• **Records provided**:

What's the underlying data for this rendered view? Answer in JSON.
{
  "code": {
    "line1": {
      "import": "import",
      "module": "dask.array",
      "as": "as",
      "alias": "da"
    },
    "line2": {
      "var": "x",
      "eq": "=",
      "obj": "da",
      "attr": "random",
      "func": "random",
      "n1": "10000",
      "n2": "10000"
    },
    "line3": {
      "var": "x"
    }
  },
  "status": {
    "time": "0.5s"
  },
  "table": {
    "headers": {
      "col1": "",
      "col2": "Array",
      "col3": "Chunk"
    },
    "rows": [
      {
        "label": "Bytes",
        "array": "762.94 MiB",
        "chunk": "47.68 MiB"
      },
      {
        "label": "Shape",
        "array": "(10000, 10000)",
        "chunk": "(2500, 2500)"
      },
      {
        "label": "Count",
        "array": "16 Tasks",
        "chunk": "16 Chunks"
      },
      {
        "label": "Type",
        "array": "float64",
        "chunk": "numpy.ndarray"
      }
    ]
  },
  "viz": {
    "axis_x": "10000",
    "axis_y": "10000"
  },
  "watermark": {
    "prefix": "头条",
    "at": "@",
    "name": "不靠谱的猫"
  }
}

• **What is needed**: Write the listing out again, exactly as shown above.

• **Response**:
What's the underlying data for this rendered view? Answer in JSON.
{
  "code": {
    "line1": {
      "import": "import",
      "module": "dask.array",
      "as": "as",
      "alias": "da"
    },
    "line2": {
      "var": "x",
      "eq": "=",
      "obj": "da",
      "attr": "random",
      "func": "random",
      "n1": "10000",
      "n2": "10000"
    },
    "line3": {
      "var": "x"
    }
  },
  "status": {
    "time": "0.5s"
  },
  "table": {
    "headers": {
      "col1": "",
      "col2": "Array",
      "col3": "Chunk"
    },
    "rows": [
      {
        "label": "Bytes",
        "array": "762.94 MiB",
        "chunk": "47.68 MiB"
      },
      {
        "label": "Shape",
        "array": "(10000, 10000)",
        "chunk": "(2500, 2500)"
      },
      {
        "label": "Count",
        "array": "16 Tasks",
        "chunk": "16 Chunks"
      },
      {
        "label": "Type",
        "array": "float64",
        "chunk": "numpy.ndarray"
      }
    ]
  },
  "viz": {
    "axis_x": "10000",
    "axis_y": "10000"
  },
  "watermark": {
    "prefix": "头条",
    "at": "@",
    "name": "不靠谱的猫"
  }
}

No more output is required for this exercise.